Thursday, October 15, 2009

Gaming the Health Care System

David Freddoso of the The Washington Examiner explains how to game the system under the Baucus bill.
As John Lott points out, Baucus's bill forbids insurers from turning you down because of your pre-existing conditions. That means effectively that you're always insured -- whether you pay premiums or not. If you don't mind paying for the occasional emergency, you could simply drop your health insurance, saving thousands of dollars annually, and pay the statutory penalty instead. If you happen to get cancer or get pregnant, you can just buy insurance after it happens.

The penalty under Baucus's bill is low, and it even phases in gradually over the first five years -- $0 in 2013, $200 in 2014, and on up to $750 in 2017 and thereafter.

This is why insurance companies, while supportive of President Obama's efforts generally, are upset about the Baucus bill.

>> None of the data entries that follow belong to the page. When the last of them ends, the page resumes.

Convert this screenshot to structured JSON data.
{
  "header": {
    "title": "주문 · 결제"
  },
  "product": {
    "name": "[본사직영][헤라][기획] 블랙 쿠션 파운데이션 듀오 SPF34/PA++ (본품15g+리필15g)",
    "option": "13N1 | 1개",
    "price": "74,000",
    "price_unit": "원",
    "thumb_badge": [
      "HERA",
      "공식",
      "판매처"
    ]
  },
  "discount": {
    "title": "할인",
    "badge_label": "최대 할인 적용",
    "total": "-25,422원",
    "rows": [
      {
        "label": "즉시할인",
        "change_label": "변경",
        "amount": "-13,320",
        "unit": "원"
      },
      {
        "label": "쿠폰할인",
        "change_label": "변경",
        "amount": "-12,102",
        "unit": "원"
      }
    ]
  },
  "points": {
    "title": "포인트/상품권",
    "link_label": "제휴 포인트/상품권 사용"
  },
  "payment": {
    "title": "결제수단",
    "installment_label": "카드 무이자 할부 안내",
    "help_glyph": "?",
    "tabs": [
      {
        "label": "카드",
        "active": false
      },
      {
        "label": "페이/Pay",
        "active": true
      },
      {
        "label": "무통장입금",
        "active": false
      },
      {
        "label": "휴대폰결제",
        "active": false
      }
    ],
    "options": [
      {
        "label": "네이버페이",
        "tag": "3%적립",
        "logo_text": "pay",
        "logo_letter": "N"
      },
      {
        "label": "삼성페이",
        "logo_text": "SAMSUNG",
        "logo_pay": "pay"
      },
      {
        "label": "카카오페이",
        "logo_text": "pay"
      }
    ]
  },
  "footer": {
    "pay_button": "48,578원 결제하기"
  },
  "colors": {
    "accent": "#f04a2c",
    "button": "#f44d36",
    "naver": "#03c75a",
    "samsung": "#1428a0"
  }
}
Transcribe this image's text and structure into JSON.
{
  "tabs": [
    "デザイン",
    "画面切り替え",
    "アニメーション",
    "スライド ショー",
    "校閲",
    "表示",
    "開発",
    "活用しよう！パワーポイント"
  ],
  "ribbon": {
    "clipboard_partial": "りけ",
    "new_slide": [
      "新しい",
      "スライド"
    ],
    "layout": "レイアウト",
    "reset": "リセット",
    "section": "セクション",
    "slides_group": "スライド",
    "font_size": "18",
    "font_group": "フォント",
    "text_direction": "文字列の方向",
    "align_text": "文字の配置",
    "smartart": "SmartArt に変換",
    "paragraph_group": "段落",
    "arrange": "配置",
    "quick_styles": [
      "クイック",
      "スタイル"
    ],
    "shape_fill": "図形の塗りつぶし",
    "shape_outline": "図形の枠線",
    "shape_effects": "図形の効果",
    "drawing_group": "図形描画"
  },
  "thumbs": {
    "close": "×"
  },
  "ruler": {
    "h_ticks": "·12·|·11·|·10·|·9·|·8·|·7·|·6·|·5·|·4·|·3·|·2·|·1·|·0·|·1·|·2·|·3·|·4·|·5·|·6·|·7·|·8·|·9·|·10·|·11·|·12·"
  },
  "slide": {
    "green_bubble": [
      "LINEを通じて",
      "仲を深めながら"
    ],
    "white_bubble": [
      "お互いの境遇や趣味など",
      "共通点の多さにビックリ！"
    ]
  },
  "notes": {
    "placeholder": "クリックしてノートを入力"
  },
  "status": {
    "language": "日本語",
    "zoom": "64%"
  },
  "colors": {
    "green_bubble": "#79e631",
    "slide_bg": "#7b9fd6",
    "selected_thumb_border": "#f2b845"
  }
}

They have no problem with state compulsion so long as it works to their benefit, but Baucus's bill would probably increase the number of uninsured Americans by providing obvious financial incentives to game the system.
Who knew? Maybe this really can bring down health care costs for lots of individuals.


OregonGuy said...

As the recession deepens, as more people lose their jobs, more people will be faced with stopping their health insurance payments. This is especially difficult when you have children.

Thankfully, mine are grown.

Small businesses will be looking at the increased costs of their employees, and we take quite a whammy in Oregon. Higher business taxes, higher health care costs under Obamacare, increased energy costs to to Cap & Trade, and don't forget, we proudly have an $8.40 per hour minimum wage rate.

If you have one or two emloyees, get rid of them. The liabilities and costs are simply too high.

If you've a big company, you're going to look to relocate. Find anyplace where the costs and liabilities are lower.

Oregon will not be on the top of anyones' list.

Will I game the system? Sure. We all game the system.

Plan and plan and plan, and then find out people tend to do pretty much whatever it is they want to do.

Scary, innit?

T. D. said...

Well thought out as usual, OG.

As with every other government requirement, the problem is not the individual or business choosing the best legal option. The problem is with lawmakers who try to force people to do something which is against the individual's or business's good.

I don't blame people who use all available options in reducing their tax burden (or any other government requirement). Nor will I for people who find the best way out of this new government burden.

I do find it hypocritical when Hollywood and political elites sneer at those who are upset with higher taxes and yet do everything they can to shelter their own big buck earnings and lifestyles.